3. Be thankful, not wasteful. Several packaging suppliers are making it so that consumers can do their part in saving the earth. It’s not every day that I can recycle the clear plastic packaging that houses beef jerky, or that my bag of chips is made of compostable materials. It’s also refreshing to see food makers doing their part. Earth will thank you later.
4. Bold looks, bold tastes. 2011 brought out the spiciness in food makers. Whether it was a zesty flavor, bold texture or just good old-fashioned innovation, grocery store shelves displayed sharp packaging, vivid colors and graphics and a host of varieties designed to make any plain Jane consumer ooh and aah.
5. That’s what food friends are for. Between tornadoes, hurricanes and massive flooding, the food industry struggled to maintain business as usual while competing against the violent acts of Mother Nature. However, several companies stepped up to the plate to ship out samples to the hungry and homeless, build homes for Habitat for Humanity or donate a portion of the proceeds to various non-profit organizations.
6. Food safety. It takes time, money and resources to bring a facility up to par in accordance with government standards, but thankfully, several bakers and snack manufacturers failed to bend the rules. In fact, some companies went above and beyond the rudimentary guidelines to achieve superior certifications, awards and ratings.
7. Tradeshows. While walking and/or exhibiting at a tradeshow can be exhausting, grueling and let’s face it, hard on the feet, it’s also the best (and sometimes only) way to really connect with bakers and snack producers. Many times, I’ve returned from a tradeshow with bags of press kits, contacts and leads, most of which resulted in future interview opportunities. Essentially, tradeshows are the most successful way to facilitate that B2B connection.

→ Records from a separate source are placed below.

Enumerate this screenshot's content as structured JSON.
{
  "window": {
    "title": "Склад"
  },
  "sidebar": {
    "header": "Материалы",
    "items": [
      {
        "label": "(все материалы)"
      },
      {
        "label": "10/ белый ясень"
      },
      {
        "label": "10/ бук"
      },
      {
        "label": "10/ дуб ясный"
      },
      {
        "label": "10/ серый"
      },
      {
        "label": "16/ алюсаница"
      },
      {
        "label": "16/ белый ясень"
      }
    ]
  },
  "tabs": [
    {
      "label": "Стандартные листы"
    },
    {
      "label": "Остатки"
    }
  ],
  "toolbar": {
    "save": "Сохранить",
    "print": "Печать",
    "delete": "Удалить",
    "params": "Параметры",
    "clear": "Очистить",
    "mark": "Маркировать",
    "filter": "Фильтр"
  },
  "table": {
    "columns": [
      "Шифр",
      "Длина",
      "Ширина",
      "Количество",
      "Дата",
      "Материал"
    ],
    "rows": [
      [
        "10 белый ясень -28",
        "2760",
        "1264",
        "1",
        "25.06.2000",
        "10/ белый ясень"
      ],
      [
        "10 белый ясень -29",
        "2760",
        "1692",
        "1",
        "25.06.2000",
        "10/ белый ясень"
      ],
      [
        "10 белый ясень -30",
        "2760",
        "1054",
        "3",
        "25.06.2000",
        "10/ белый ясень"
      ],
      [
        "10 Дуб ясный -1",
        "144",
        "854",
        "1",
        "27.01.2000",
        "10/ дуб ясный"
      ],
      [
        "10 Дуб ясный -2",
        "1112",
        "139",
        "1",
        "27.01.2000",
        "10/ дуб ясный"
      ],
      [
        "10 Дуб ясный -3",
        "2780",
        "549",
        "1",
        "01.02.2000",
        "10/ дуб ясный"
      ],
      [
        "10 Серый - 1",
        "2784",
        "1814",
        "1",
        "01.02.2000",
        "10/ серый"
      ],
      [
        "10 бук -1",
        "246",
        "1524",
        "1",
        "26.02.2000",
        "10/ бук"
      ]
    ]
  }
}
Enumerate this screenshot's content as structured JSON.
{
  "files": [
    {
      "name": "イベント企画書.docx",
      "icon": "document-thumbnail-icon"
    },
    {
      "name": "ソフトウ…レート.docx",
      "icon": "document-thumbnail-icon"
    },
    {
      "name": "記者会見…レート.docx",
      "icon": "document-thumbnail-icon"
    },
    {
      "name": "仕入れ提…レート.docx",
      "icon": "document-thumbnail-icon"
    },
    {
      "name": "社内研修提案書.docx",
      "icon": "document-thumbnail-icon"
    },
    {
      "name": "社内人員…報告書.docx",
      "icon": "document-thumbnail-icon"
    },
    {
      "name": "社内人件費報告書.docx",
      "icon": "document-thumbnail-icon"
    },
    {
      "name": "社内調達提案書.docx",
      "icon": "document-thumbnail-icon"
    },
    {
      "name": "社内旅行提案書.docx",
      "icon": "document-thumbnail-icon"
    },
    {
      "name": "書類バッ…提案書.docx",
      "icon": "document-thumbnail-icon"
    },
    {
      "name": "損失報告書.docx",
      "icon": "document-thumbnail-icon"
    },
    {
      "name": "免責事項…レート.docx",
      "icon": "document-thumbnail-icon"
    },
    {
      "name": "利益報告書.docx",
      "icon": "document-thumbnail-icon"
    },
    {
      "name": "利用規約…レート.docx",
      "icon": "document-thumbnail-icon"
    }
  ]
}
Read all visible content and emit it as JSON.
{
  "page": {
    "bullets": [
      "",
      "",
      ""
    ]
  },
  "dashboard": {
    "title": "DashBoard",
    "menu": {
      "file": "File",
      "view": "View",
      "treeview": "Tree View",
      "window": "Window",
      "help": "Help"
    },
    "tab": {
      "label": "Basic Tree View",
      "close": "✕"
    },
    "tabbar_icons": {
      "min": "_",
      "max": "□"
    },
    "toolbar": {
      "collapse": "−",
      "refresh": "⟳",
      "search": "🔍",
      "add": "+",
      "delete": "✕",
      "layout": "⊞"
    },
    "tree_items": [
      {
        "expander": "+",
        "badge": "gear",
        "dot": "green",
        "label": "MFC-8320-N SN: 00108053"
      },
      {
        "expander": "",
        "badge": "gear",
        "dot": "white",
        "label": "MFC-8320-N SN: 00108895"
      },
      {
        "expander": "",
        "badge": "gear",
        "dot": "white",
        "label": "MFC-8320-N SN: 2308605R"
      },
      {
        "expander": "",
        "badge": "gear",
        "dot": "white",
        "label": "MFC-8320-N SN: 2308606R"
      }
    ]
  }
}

8. Little Debbie Swiss rolls. Who can forget my obsession with Little Debbie Swiss rolls? If you type in “Little Debbie” in the search box of www.snackandbakery.com, you’ll find my ongoing commentary on this luscious treat. But what I’m most thankful for is the fact that the folks at McKee Foods, the Collegedale, Tenn.-based producer of Little Debbie products, hasn’t muddled with the formula, which means I’m not forced to find an alternative.
9. Power of social media. In putting together this Top 10 list, I did what I sometimes tend to do, and that’s reach out to my 500 Facebook friends for a bit of assistance. I surveyed them to find out what they’re most thankful for when it comes to snacks and baked goods. Answers included donuts, Nutty bars, pies, Oreo’s, cheesecake, Danish and yes, even stretchy waistbands.
10. Freedom. What separates our country from the rest of the world is our freedom-freedom of speech, freedom of the press and best of all, freedom to eat what we want, when we want. Thank you to the men and women behind the lines who fight so that we can maintain these and other freedoms.